Caption for photo: Landry Rice Wins Logo Contest for Edwardsville Cleanup Project

Make It Count with Rodefer Moss & Co., PLLC | IRAs are a taxing decision

By Doug York, CPA & Partner, Rodefer Moss & Co, PLLC

When to contribute to your 2016 Individual Retirement Accounts is a taxing and spending decision. So, potentially, is determining how much to contribute. The deadline is April 18 for tax year 2016 IRA contributions. That’s three days beyond the normal April 15 tax day deadline because of Emancipation Day, a holiday in Washington, D.C.

Doug York CPA/Partner Rodefer Moss & Co, PLLC

Doug York
Rodefer Moss & Co, PLLC

To take advantage of growth in an IRA, it’s usually better to make your contributions as early in the tax year as possible.

But this isn’t always financially feasible, which makes the deadline reaching into the following year a benefit for retirement savings. How much should you contribute? Given the challenges of retirement, the need for consistent income, and a general desire to maintain a similar standard of living once you stop working, you will probably want to contribute as much as you can up to the allowable limit.

Time Magazine in March 2016, in an article on retirement planning, said that even as lifespans lengthen, some 56 percent of Americans have less than $10,000 in retirement savings. Only 18 percent had put away more than $200,000.

An IRA enables you to pay yourself during your growth and peak earning years so that you’ll be able to pay yourself as you ratchet back your work schedule or retire altogether. How much you contribute today will have direct bearing on your quality of life later.

 IRA contribution limits for tax year 2016 are $5,500 for taxpayers up to age 50, and $6,500 for taxpayers age 50 or older.

As Americans typically don’t save enough for retirement, the extra $1,000 gives people of greater age an opportunity to make up lost savings ground. The limit starts to phase out if your income is over $99,000 married or $62,000 single. Also you may not be able to contribute if you or your spouse has a 401(k) or other retirement plan.

Tax consequences come into play if you make IRA contributions above the allowable limits.

There is a six percent tax on IRA contributions that exceed the contribution limits.

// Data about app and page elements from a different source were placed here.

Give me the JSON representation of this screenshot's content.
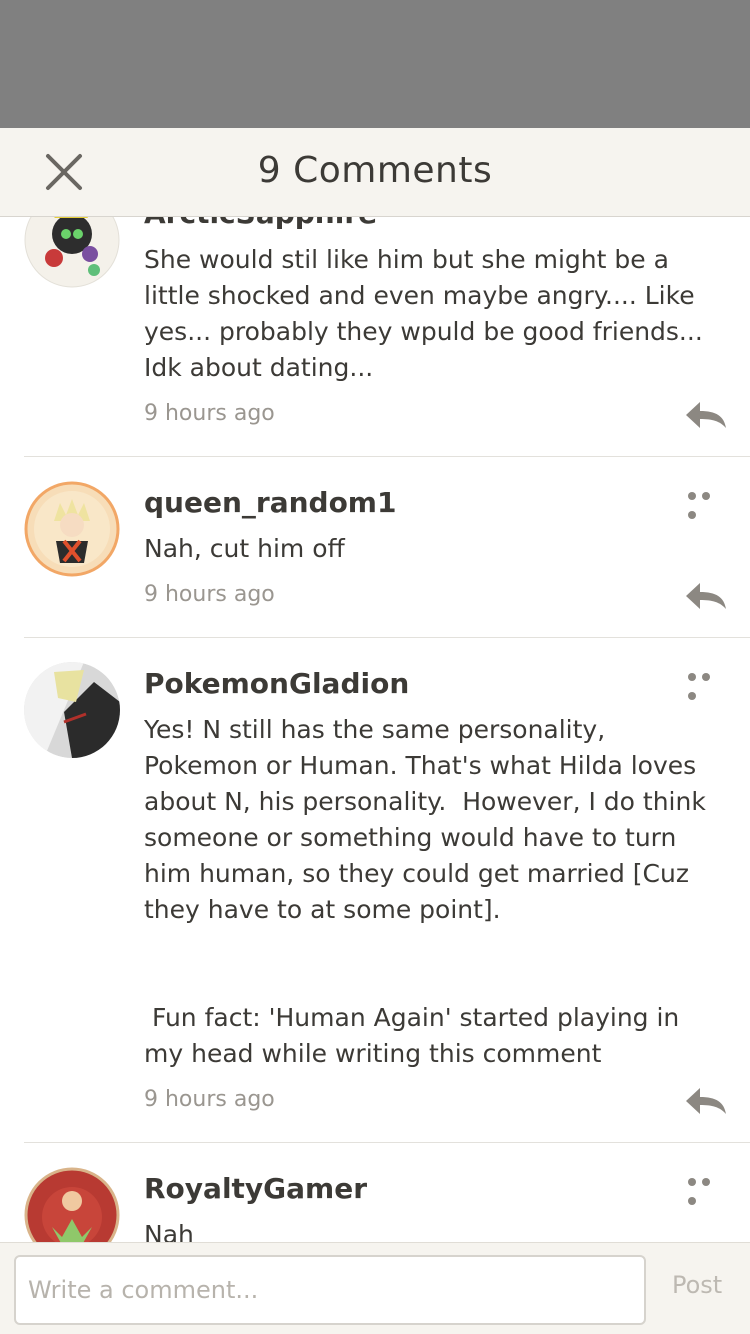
{
  "header": {
    "title": "9 Comments"
  },
  "comments": [
    {
      "username": "ArcticSapphire",
      "text": "She would stil like him but she might be a little shocked and even maybe angry.... Like yes... probably they wpuld be good friends... Idk about dating...",
      "time": "9 hours ago"
    },
    {
      "username": "queen_random1",
      "text": "Nah, cut him off",
      "time": "9 hours ago"
    },
    {
      "username": "PokemonGladion",
      "text": "Yes! N still has the same personality, Pokemon or Human. That's what Hilda loves about N, his personality.  However, I do think someone or something would have to turn him human, so they could get married [Cuz they have to at some point].\n\n\n Fun fact: 'Human Again' started playing in my head while writing this comment",
      "time": "9 hours ago"
    },
    {
      "username": "RoyaltyGamer",
      "text": "Nah",
      "time": ""
    }
  ],
  "footer": {
    "input_placeholder": "Write a comment...",
    "post_label": "Post"
  },
  "colors": {
    "overlay": "#808080",
    "header_bg": "#f6f4ef",
    "text": "#3c3a36",
    "muted": "#9a9690",
    "icon": "#8c8882"
  },
  "icons": {
    "close": "close-icon",
    "reply": "reply-icon",
    "more": "more-icon"
  }
}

For example, if you’re older than 50 and put $7,500 in your IRA for 2016, you’ll be taxed $60 every year the extra contribution remains in your IRA.

IRA contribution limits don’t apply to rollover IRAs (putting your IRA money into another IRA plan). The rollover rules are expanded for military reservists called to active duty by allowing them up to two years to roll over a distribution.

Roth IRA contributions, as opposed to traditional IRAs, are made with money on which you’ve already paid taxes, making it tax-free when withdrawn. If you have both a Roth IRA and a traditional IRA, you are restricted to the same total $5,500 contribution limit as if you only had a traditional IRA. However, the phase-out doesn’t start until $184,000 for married couples and $118,000 if you’re single.

 When it comes to withdrawing IRA funds, another deadline exists.

If you turned 70½ in 2016, you have until April 18, 2017, to take your required minimum distribution. This is true for each IRA in which you participate. The IRS provides a worksheet on how to figure your minimum required distribution.

There’s a hefty 50 percent excise tax on all or part of any required minimum distribution you fail to withdraw from your IRA. Again, this doesn’t apply to a Roth IRA. IRA owners who’ve reached required minimum distribution age can avoid tax on up to $100,000 by electing to transfer funds to a charity. This benefit was made permanent last year.

 There are 13 days (maybe less by the time you read this) left in which to make these decisions, if you haven’t already.

As with IRAs and so many other financial instruments, there can be nuances atop nuances. Talk to your accountant or financial planner to think through the best strategy for your present and future.

 Rodefer Moss is a three-state accounting firm with offices in New Albany, Corydon, and Georgetown, Ind., Louisville, Ky., and four offices across Tennessee. The firm’s website is